    The extreme Ocean pressures encountered with these deep water Oil wells really leaves no margins for the eventual well head failure or fractured well pipes. The Ocean pours into these Oil fields forcing out all of its contents in one gigantic oil spill and oil slick that stretches thousands of square miles fouling everything it touches.

    To all the Drill baby Drill zombies out there, deep Ocean depths leave you with absolutely ZERO MARGIN for ERRORs and with Oil Wells you occasionally have broken well pipes, fractures in the well head and errors that result in the immense Ocean pressure flooding into the deep Sea Oil field which pours that crude oil out into the Ocean.

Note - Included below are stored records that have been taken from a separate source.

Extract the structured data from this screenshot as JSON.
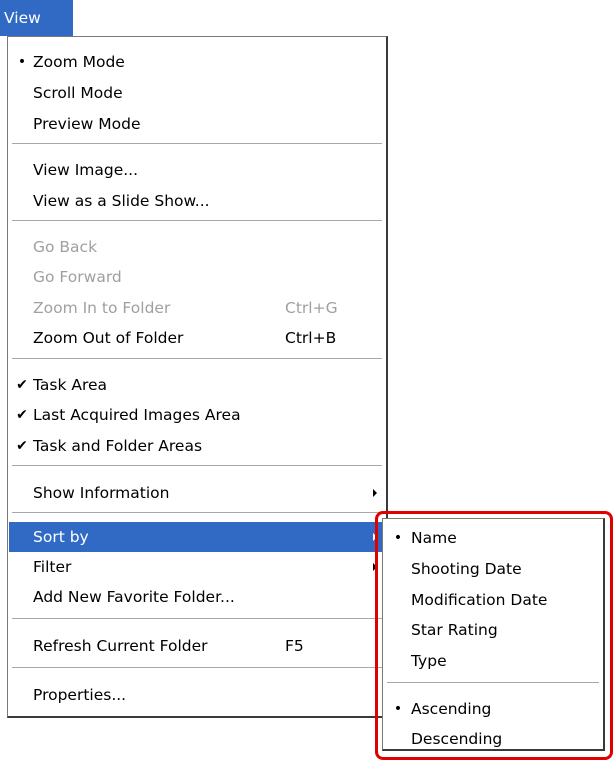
{
  "menubar": {
    "view_label": "View"
  },
  "view_menu": {
    "mode_items": [
      {
        "label": "Zoom Mode",
        "mark": "•"
      },
      {
        "label": "Scroll Mode",
        "mark": ""
      },
      {
        "label": "Preview Mode",
        "mark": ""
      }
    ],
    "view_items": [
      {
        "label": "View Image..."
      },
      {
        "label": "View as a Slide Show..."
      }
    ],
    "nav_items": [
      {
        "label": "Go Back",
        "shortcut": "",
        "disabled": true
      },
      {
        "label": "Go Forward",
        "shortcut": "",
        "disabled": true
      },
      {
        "label": "Zoom In to Folder",
        "shortcut": "Ctrl+G",
        "disabled": true
      },
      {
        "label": "Zoom Out of Folder",
        "shortcut": "Ctrl+B",
        "disabled": false
      }
    ],
    "area_items": [
      {
        "label": "Task Area",
        "mark": "✔"
      },
      {
        "label": "Last Acquired Images Area",
        "mark": "✔"
      },
      {
        "label": "Task and Folder Areas",
        "mark": "✔"
      }
    ],
    "show_information": {
      "label": "Show Information"
    },
    "sort_items": [
      {
        "label": "Sort by",
        "selected": true,
        "submenu": true
      },
      {
        "label": "Filter",
        "selected": false,
        "submenu": true
      },
      {
        "label": "Add New Favorite Folder...",
        "selected": false,
        "submenu": false
      }
    ],
    "refresh": {
      "label": "Refresh Current Folder",
      "shortcut": "F5"
    },
    "properties": {
      "label": "Properties..."
    }
  },
  "sort_submenu": {
    "sort_keys": [
      {
        "label": "Name",
        "mark": "•"
      },
      {
        "label": "Shooting Date",
        "mark": ""
      },
      {
        "label": "Modification Date",
        "mark": ""
      },
      {
        "label": "Star Rating",
        "mark": ""
      },
      {
        "label": "Type",
        "mark": ""
      }
    ],
    "order": [
      {
        "label": "Ascending",
        "mark": "•"
      },
      {
        "label": "Descending",
        "mark": ""
      }
    ]
  },
  "colors": {
    "selection": "#316ac5",
    "highlight_frame": "#e00000",
    "disabled_text": "#a0a0a0"
  }
}
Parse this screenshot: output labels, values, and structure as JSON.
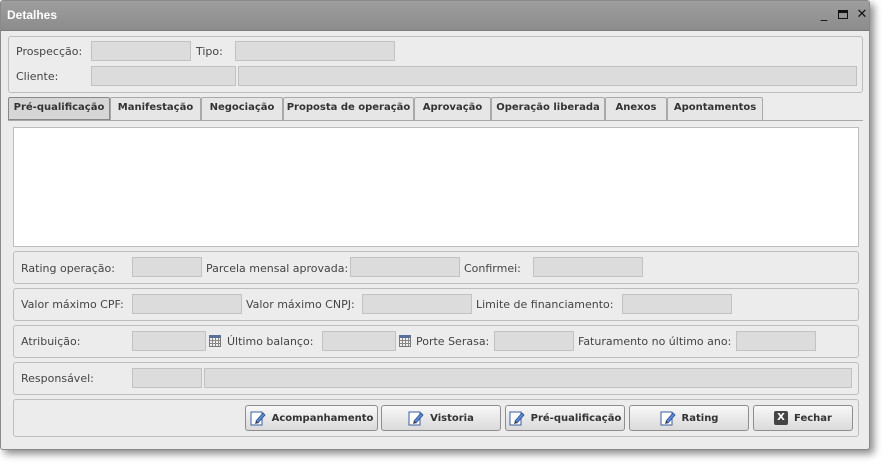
{
  "window": {
    "title": "Detalhes",
    "minimize": "_",
    "close": "✕"
  },
  "header": {
    "prospeccao_label": "Prospecção:",
    "tipo_label": "Tipo:",
    "cliente_label": "Cliente:"
  },
  "tabs": [
    {
      "label": "Pré-qualificação",
      "active": true
    },
    {
      "label": "Manifestação"
    },
    {
      "label": "Negociação"
    },
    {
      "label": "Proposta de operação"
    },
    {
      "label": "Aprovação"
    },
    {
      "label": "Operação liberada"
    },
    {
      "label": "Anexos"
    },
    {
      "label": "Apontamentos"
    }
  ],
  "rows": {
    "rating_operacao": "Rating operação:",
    "parcela_mensal": "Parcela mensal aprovada:",
    "confirmei": "Confirmei:",
    "valor_max_cpf": "Valor máximo CPF:",
    "valor_max_cnpj": "Valor máximo CNPJ:",
    "limite_financiamento": "Limite de financiamento:",
    "atribuicao": "Atribuição:",
    "ultimo_balanco": "Último balanço:",
    "porte_serasa": "Porte Serasa:",
    "faturamento": "Faturamento no último ano:",
    "responsavel": "Responsável:"
  },
  "buttons": {
    "acompanhamento": "Acompanhamento",
    "vistoria": "Vistoria",
    "pre_qualificacao": "Pré-qualificação",
    "rating": "Rating",
    "fechar": "Fechar"
  }
}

    At these extreme depths (3,000' – 30,000' Ocean Depths), repairs are nearly impossible to implement depending on the well head condition or the well pipe fractures.

    April 23, 2010 at 5:24 pm |
  6. christa

    All I can say is, thanks to the oil companies and the republicans, we now have an enviromental disaster in the gulf of mexico. Because greed poisons our enviroment. Now I wait for the next disaster in a coalmine and again on a rig. If these companies and their CEO's are so greedy, that a life is worth nothing for them. These CEO's should be sued, because their greed killed so many people in West Virginia and Louisianna. It is also a shame, that CNN does not report more about these things. Are you also on the side of the CEO's ?

    April 23, 2010 at 10:11 am |